Once again, we had the benefit of 4 brick layers - JC and Bob on the front, Tony and John S on the rear. Bob laid two rows of blues along the front of this, the 170m section, and we see him in the background busy with two more rows low down on the 180m one. Bob laid 4 rows today, of which he was justifiably proud. Tony, seen here, and John S consumed vast quantities of brown mortar today, and helped complete the 150m section and raise the 170m section by two rows at the rear.

With the 72 concrete blocks delivered today, we were able to lay out the next row of concrete blocks along the rear of the 180m section. This will be next week's job. Bob worked hard, and is seen here on his hands and knees. Very tiring.
There comes a time when you have top stop, lean against the other platform, gasp a little, and ask yourself, why am I doing this? I must be mad.

The other really windy job today was painting the backs of the containers, which were still in their original rusty commercial colours, and not a good advertisement for the GWSR on the forthcoming race meeting. It was Brian again though, now standing in an elevated position on a ladder! Clearing the undergrowth around the container on the right, we discovered a whole series of one inch rust holes along the bottom - so this is where the mice get in. Luckily the container is only rented, and we will give it back on completion of the job.

At the end of the day we actually ran out of cement, and mortar became a scarce commodity. We were quite keen to finish off the 150m section with a waterproof top layer of mortar, and here is John O in typical pose, bringing mortar by hand. Every little bit helps, we know, but isn't this taking things a bit far?

It remained to John S to explain that mortar is brought in a shovel, or in a barrow. John O looks suitably admonished. But I've got rubber gloves on!

Here is the final piece of work on the 150 section, a layer of surface mortar at the rear, with freshly laid corbelling at the front. Woe betide him who leans on it. You die.

This final act on the 150m section allows us to formally sign it off.

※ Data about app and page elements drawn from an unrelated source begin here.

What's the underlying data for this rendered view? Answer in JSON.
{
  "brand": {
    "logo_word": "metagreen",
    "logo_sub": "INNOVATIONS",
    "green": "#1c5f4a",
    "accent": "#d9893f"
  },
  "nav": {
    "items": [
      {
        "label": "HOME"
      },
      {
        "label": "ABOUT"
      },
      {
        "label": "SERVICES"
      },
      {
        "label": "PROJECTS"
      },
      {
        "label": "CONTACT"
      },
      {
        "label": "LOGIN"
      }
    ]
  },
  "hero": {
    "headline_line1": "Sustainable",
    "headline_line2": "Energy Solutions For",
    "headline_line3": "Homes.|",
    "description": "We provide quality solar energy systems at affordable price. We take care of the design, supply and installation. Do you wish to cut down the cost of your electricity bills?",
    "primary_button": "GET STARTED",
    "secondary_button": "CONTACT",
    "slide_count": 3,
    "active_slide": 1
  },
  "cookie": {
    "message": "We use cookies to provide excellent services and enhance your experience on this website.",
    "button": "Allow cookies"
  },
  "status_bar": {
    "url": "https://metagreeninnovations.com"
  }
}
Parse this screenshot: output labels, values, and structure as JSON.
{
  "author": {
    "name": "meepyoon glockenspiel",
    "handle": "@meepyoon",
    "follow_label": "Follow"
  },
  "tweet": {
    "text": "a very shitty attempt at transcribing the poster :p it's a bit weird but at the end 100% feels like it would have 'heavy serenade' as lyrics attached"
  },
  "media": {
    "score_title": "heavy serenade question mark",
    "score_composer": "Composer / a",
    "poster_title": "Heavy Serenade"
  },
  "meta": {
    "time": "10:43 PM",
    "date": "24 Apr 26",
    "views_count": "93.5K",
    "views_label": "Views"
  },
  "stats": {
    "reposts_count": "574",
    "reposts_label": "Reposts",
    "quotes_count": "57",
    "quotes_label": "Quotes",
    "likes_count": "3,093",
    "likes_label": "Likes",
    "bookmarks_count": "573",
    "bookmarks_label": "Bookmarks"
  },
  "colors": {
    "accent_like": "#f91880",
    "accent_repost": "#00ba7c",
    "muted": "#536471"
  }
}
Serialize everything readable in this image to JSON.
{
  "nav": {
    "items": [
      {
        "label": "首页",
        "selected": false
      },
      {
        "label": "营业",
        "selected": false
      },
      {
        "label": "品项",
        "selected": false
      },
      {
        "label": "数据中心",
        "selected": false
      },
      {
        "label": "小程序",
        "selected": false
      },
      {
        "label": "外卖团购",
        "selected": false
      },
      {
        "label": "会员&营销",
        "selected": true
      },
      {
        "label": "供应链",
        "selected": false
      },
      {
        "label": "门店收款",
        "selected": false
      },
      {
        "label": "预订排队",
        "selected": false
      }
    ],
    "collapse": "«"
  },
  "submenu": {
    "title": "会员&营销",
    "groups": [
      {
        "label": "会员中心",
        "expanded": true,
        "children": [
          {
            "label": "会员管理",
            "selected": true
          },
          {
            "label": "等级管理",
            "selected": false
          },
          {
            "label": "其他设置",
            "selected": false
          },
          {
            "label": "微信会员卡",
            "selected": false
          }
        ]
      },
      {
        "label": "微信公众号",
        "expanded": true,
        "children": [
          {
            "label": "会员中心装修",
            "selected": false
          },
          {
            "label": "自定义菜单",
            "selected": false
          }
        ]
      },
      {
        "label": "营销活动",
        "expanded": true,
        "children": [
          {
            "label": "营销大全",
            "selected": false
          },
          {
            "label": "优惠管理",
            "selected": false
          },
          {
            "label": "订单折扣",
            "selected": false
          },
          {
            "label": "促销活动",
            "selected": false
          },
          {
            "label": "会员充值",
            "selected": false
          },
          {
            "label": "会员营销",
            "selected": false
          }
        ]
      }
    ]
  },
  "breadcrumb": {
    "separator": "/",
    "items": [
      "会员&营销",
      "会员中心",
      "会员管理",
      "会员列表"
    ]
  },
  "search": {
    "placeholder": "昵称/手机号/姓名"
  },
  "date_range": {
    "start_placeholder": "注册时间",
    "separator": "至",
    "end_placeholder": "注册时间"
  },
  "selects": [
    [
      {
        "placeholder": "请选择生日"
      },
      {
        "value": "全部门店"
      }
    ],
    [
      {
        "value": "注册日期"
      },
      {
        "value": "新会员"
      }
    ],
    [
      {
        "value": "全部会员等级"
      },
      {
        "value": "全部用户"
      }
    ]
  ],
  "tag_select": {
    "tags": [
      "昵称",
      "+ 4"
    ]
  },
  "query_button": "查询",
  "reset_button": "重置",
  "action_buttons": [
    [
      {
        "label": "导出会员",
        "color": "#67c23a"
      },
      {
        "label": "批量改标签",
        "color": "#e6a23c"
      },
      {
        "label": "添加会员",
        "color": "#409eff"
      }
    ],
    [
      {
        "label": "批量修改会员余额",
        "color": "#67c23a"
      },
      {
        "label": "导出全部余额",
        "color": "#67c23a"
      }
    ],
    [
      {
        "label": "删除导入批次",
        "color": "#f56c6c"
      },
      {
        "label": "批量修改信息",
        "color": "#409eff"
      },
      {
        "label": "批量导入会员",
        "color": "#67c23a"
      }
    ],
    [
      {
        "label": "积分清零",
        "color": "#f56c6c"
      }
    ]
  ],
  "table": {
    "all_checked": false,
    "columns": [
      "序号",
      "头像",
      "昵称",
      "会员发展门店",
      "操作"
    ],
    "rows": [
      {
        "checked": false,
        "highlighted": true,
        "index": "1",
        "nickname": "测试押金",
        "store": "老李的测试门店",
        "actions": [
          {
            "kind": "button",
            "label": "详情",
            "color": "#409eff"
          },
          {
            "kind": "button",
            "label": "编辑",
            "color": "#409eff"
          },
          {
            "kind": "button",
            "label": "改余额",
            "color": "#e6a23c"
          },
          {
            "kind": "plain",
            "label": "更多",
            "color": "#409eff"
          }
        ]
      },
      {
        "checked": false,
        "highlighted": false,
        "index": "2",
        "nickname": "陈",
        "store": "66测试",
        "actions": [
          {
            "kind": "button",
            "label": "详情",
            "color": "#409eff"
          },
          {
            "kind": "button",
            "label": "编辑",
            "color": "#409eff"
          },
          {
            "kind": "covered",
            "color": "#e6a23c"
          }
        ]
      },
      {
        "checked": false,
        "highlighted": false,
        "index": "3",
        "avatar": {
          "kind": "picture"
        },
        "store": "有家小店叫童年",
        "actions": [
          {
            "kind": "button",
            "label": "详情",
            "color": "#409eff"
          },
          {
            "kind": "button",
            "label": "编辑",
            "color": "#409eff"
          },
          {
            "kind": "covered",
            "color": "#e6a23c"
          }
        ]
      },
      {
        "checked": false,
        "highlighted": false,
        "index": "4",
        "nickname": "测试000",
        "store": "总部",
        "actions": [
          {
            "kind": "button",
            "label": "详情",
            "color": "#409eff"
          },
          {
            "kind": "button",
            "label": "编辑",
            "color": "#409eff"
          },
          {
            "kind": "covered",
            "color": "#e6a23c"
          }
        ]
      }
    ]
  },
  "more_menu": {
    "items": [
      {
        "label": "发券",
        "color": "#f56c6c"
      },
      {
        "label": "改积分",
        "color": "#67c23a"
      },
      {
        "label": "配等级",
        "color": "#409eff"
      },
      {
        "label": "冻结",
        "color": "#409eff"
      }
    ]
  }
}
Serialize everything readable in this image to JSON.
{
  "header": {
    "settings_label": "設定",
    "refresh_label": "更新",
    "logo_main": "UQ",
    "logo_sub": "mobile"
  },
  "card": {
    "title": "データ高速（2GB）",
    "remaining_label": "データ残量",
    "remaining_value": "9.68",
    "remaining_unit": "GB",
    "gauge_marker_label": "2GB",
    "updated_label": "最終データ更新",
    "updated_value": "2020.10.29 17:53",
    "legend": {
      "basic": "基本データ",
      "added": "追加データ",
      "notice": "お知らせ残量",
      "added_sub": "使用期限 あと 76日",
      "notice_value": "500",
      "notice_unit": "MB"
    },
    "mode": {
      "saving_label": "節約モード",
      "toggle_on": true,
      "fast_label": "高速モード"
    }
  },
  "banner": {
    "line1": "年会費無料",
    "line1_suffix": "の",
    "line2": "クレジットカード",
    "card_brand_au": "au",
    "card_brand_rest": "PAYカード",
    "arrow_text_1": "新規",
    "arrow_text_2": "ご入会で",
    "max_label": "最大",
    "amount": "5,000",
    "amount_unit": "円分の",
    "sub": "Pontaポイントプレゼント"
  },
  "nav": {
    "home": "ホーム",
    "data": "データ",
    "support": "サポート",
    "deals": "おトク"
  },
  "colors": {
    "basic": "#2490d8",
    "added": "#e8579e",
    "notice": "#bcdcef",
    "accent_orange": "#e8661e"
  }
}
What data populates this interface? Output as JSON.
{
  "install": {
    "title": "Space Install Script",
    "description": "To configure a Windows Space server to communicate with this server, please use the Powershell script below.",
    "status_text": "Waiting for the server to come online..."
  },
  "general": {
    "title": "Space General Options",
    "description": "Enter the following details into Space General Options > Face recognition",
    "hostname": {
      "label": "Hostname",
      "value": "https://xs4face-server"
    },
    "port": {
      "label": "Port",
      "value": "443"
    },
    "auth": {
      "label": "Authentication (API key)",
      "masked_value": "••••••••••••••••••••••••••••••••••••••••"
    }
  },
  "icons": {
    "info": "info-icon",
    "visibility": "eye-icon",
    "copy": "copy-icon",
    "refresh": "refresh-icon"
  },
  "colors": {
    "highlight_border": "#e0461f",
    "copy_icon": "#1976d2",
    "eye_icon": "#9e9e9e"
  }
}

Here we see Bob adding the date: 2nd March 2015. Done !

Bob confided in your blogger that he would return as early as this Wednesday to finish off the corbelling on the 160m section too, brick laying on the signal box at Broadway having been completed.